Harnessing the lessons of Formula 1 for the real world

Increasingly, therefore, teams are framing Formula 1 involvement as an exclusive and prestigious business-to-business networking environment as well as being one that provides a technology-led marketing platform. The likes of Williams Advanced Engineering and McLaren Applied Technology – both sister companies to their racing teams – are harnessing the skills, advanced engineering savvy and the competitive drive of racing activity to generate remarkable tales of technological and commercial brilliance for partner products and services. The challenge of trying to succeed in the world’s most technologically advanced sport provides the perfect laboratory in which to fast-track real-world products, such as air-traffic control software or Formula E battery technology.

Long gone are the days of F1 being the last refuge for ‘fags ’n’ booze’ advertising.

Heading into 2018, there is genuine optimism that the on-track action will be compelling enough to prevent off-track turbulence detracting from Formula 1’s essence - its sporting offering.

For starters there’s the unprecedented prospect of two four-time world champions going head-to-head for a fifth title. Sebastian Vettel and Lewis Hamilton will lead the charge for Ferrari and Mercedes and there’s huge pride and honour at stake for the prize of being ‘first to five’. Should either man win this year’s title, as seems inevitable, they’d join Juan Manuel Fangio as a five-times champ, with only Michael Schumacher’s record of seven world titles surpassing their achievements.

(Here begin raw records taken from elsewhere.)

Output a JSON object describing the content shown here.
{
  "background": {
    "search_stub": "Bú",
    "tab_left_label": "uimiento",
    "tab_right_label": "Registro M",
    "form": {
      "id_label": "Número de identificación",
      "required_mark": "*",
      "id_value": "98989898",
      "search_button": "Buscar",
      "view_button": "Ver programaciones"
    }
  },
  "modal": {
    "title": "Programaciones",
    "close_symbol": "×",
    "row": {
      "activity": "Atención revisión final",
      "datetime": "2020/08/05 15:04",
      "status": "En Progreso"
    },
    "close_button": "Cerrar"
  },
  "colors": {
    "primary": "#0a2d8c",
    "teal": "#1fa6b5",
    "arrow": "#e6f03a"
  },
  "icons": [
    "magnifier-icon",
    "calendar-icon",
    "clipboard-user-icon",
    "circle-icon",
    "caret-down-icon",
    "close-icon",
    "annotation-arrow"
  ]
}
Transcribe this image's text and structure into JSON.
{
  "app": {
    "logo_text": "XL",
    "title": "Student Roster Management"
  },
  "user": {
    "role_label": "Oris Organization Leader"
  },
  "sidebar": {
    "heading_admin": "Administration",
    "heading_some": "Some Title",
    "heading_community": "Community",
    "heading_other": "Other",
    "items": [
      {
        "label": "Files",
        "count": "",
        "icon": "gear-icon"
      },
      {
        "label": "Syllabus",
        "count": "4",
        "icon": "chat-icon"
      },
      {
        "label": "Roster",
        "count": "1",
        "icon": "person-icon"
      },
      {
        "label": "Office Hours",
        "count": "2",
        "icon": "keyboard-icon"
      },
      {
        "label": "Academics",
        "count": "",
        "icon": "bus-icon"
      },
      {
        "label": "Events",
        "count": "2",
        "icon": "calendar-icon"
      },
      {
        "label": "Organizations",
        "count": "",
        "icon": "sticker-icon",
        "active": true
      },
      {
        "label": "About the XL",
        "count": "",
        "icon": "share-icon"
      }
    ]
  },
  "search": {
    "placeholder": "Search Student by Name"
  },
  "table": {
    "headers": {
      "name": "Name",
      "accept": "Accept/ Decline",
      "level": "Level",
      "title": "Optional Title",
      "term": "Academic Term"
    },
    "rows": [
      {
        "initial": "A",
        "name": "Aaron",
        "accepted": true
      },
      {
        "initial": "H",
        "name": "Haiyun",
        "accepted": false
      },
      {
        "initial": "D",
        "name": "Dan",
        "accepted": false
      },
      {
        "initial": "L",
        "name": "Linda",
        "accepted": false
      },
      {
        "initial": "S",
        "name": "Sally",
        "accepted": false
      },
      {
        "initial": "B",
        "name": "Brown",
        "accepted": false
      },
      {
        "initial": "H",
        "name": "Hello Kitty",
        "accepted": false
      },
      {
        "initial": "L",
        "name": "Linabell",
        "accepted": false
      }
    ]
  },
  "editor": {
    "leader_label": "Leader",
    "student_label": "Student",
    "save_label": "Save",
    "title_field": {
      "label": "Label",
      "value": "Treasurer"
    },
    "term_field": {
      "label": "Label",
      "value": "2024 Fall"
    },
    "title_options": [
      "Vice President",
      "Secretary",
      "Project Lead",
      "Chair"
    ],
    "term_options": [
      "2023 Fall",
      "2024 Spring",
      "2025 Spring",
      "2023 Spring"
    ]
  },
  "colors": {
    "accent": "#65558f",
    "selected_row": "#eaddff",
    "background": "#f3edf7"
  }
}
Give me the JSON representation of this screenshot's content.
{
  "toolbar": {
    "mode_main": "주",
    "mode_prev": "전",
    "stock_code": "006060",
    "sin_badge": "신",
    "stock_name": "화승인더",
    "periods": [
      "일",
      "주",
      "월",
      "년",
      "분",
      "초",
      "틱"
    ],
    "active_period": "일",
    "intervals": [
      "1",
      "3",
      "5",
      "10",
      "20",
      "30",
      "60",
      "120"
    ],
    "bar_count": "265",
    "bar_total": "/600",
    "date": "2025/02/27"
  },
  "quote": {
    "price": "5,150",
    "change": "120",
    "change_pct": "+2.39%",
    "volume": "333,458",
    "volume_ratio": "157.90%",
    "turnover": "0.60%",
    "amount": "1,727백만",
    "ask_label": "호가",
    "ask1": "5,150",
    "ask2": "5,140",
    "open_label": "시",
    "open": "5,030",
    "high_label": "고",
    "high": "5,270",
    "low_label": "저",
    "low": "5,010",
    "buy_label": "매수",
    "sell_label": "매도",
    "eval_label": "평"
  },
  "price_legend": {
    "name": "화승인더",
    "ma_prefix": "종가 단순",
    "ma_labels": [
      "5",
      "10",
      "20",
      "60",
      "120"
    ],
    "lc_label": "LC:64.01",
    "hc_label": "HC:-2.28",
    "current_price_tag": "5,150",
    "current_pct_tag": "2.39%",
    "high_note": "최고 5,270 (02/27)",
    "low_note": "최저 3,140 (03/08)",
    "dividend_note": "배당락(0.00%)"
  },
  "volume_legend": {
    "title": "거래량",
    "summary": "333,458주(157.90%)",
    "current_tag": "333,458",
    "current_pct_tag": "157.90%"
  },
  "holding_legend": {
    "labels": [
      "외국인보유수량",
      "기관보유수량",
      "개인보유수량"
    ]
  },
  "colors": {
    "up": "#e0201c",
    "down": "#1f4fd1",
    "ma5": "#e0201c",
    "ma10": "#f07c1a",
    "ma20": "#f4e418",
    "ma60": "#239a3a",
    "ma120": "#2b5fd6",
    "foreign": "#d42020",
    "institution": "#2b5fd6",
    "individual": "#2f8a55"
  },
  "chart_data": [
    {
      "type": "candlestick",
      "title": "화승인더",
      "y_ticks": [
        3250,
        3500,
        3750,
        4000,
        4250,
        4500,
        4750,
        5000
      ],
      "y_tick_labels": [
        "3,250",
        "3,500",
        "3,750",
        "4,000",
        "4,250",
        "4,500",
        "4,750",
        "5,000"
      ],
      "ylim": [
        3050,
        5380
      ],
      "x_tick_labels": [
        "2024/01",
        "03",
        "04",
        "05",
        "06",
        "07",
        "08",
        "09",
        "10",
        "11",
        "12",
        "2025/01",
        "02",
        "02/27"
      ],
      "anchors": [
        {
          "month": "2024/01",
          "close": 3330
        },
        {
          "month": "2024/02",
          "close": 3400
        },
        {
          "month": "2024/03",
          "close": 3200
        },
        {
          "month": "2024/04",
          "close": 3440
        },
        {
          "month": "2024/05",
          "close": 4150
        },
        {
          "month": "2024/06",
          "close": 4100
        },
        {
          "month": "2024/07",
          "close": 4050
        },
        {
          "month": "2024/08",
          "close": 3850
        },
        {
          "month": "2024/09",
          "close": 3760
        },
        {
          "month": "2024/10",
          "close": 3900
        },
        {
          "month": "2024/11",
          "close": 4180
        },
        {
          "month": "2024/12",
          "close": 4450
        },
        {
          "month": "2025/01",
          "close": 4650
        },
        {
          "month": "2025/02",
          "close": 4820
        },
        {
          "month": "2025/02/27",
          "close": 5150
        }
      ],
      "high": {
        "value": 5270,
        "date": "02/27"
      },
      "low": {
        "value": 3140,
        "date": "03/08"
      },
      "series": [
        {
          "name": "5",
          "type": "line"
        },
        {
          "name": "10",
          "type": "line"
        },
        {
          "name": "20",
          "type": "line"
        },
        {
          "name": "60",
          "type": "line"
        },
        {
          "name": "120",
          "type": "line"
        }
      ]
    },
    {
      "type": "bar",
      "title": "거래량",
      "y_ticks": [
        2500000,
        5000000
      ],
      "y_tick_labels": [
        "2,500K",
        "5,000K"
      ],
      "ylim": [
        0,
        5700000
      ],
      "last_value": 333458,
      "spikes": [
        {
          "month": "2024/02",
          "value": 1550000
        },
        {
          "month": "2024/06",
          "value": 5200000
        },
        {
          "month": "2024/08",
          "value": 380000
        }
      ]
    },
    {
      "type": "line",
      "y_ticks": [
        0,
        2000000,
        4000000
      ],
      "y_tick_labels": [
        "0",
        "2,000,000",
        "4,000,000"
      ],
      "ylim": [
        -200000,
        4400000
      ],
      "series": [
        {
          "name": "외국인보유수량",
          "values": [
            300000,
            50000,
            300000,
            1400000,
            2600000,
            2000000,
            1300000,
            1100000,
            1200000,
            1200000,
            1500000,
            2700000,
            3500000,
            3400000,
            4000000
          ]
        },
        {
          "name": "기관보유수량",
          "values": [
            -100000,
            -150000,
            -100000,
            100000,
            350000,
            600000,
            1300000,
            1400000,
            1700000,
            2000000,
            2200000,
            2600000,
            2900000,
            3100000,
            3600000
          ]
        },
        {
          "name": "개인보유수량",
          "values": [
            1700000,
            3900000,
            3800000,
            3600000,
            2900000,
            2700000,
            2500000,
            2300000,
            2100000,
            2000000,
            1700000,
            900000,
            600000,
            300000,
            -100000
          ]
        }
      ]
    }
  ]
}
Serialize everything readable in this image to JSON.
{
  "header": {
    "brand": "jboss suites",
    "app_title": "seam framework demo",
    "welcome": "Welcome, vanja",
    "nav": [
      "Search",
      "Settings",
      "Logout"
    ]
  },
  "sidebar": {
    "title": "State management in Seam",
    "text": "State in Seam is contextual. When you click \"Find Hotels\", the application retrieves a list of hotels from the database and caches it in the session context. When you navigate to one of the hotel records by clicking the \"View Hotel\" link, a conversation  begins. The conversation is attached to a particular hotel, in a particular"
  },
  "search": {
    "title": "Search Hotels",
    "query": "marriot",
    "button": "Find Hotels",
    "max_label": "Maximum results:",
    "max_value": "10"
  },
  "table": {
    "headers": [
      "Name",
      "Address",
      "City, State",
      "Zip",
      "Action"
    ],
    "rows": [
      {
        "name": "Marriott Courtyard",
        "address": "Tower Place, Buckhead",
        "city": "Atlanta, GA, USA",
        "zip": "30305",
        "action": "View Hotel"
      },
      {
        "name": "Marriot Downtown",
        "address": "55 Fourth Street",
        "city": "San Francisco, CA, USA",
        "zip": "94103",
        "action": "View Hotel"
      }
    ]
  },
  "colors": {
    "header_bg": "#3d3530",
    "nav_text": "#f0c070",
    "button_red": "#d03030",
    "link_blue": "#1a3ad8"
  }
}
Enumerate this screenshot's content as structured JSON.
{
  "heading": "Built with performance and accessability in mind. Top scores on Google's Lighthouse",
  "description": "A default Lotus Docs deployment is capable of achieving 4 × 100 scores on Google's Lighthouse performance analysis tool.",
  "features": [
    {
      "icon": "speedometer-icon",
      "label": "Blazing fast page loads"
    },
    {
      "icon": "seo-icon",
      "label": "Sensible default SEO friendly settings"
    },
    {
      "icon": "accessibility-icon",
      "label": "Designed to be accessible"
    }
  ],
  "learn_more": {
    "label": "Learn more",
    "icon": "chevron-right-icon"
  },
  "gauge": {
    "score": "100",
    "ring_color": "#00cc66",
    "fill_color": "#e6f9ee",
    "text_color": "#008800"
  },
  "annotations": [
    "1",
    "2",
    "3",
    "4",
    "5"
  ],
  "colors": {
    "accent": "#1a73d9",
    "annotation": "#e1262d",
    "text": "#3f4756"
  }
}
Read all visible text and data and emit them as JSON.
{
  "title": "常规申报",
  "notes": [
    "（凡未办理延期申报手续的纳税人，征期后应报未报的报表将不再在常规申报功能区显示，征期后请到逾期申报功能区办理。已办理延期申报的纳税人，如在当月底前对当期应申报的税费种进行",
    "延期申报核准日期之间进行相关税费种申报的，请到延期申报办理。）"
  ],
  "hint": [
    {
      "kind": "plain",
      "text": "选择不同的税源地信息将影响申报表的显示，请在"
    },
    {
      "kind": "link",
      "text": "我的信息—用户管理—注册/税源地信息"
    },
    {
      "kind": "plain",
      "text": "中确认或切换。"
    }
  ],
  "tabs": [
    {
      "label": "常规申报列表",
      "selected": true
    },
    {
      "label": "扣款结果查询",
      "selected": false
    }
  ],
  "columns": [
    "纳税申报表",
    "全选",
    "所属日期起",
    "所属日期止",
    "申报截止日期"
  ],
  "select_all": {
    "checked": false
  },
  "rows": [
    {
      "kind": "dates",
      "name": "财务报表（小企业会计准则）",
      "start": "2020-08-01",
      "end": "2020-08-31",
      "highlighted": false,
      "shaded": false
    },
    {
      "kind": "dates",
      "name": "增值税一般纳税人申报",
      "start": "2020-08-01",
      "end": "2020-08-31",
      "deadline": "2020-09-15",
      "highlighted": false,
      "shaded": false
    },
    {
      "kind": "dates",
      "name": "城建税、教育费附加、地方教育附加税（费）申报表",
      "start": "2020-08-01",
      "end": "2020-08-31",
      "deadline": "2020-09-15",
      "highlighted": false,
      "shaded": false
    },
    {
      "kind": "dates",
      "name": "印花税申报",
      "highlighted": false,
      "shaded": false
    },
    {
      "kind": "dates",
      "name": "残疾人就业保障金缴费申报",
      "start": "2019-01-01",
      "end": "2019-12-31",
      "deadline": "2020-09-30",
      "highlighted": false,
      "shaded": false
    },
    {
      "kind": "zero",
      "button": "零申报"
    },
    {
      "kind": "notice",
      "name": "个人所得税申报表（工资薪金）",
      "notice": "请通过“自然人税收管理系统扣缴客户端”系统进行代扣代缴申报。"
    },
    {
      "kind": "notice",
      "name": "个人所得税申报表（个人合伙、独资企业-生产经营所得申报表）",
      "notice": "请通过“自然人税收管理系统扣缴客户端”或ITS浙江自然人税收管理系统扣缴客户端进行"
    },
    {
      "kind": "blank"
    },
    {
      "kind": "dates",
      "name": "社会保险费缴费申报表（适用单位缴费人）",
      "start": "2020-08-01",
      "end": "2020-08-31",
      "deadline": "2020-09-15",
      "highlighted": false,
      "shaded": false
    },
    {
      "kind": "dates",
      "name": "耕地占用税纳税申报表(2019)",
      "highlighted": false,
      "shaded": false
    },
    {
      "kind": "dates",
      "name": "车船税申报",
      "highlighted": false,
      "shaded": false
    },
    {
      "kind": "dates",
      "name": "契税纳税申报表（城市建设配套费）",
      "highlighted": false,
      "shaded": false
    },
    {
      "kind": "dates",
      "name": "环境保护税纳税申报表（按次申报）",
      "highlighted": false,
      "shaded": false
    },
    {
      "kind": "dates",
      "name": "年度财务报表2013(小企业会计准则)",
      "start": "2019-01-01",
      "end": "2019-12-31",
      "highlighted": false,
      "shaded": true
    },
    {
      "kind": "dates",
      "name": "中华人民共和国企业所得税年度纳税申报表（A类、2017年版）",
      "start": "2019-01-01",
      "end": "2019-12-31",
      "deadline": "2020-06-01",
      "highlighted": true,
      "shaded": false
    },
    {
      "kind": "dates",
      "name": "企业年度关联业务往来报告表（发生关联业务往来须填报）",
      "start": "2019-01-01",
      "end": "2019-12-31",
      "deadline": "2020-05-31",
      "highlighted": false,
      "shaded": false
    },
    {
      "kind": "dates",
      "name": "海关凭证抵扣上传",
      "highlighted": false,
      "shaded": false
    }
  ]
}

All the ingredients, then, have been assembled for a classic. And as the teams head to Melbourne for the opening round of a 21-stop, 39-week global odyssey, there is one thing of which Formula 1 can be certain: when the audience numbers are counted at the end of 2018, F1’s unique cocktail of skill, speed, technology, personality, power and politics will once again have delivered the world’s largest annual sporting series to an adoring audience of fans around the globe.